in Journal of the American Veterinary Medical Association
in Journal of the American Veterinary Medical Association

Abstract

In collaboration with the American College of Veterinary Radiology

Open access
in Journal of the American Veterinary Medical Association
in Journal of the American Veterinary Medical Association
in Journal of the American Veterinary Medical Association
in Journal of the American Veterinary Medical Association

Abstract

CASE DESCRIPTION

A 15-year-old 0.412-kg (0.906-lb) sexually intact male eclectus parrot (Eclectus roratus) was evaluated because its owners found it lethargic and dyspneic at the bottom of its cage.

CLINICAL FINDINGS

The parrot was thin and had generalized muscle wasting, diffuse feather loss, pale mucous membranes, and melena. The coelomic cavity was distended and soft on palpation, with coelomic effusion suspected. Results of a CBC indicated leukocytosis with left shift heterophilia, including toxic heterophils, lymphopenia, and anemia. Plasma biochemical analyses revealed severe hyperamylasemia.

TREATMENT AND OUTCOME

Radiography revealed no evidence of a metallic foreign body but severe loss of coelomic detail, suggestive of a coelomic mass, coelomic effusion with coelomitis, or both. Ultrasonography and CT revealed severe accumulation of coelomic fluid; a large, heterogeneous, irregularly marginated, and moderately vascularized mass in the caudal aspect of the coelomic cavity; and multiple hepatic, coelomic, and pulmonary nodules. On the basis of a poor prognosis, the parrot was euthanized. Necropsy results confirmed exocrine pancreatic adenocarcinoma, with disseminated metastases in the liver, gastrointestinal tract, coelomic cavity, and lungs.

CLINICAL RELEVANCE

In birds, pancreatic adenocarcinoma is rarely reported but should be considered a differential diagnosis for hyperamylasemia, coelomic mass, coelomic effusion, or abnormal gastrointestinal signs, alone or in combination. Ultrasonography and CT can be useful in further evaluating such patients and should be considered in the diagnostic plan.

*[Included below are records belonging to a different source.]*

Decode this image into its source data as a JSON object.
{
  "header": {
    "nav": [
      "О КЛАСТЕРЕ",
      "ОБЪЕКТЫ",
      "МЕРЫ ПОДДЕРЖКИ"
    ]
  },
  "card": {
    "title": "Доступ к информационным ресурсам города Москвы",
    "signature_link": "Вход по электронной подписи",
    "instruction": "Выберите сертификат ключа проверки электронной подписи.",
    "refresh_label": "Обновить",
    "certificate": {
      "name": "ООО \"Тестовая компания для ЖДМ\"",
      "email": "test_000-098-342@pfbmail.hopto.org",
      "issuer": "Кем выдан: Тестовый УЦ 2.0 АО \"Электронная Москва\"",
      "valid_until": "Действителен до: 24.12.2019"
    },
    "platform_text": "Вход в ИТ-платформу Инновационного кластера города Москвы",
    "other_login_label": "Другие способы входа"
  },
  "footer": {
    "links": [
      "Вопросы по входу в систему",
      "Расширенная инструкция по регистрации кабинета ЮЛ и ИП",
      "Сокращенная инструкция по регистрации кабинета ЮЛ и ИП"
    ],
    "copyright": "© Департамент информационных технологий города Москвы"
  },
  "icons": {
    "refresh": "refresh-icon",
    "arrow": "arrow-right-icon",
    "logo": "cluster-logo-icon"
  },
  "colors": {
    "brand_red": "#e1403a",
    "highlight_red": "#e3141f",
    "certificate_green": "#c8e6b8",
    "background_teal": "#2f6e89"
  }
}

Restricted access
in Journal of the American Veterinary Medical Association
in Journal of the American Veterinary Medical Association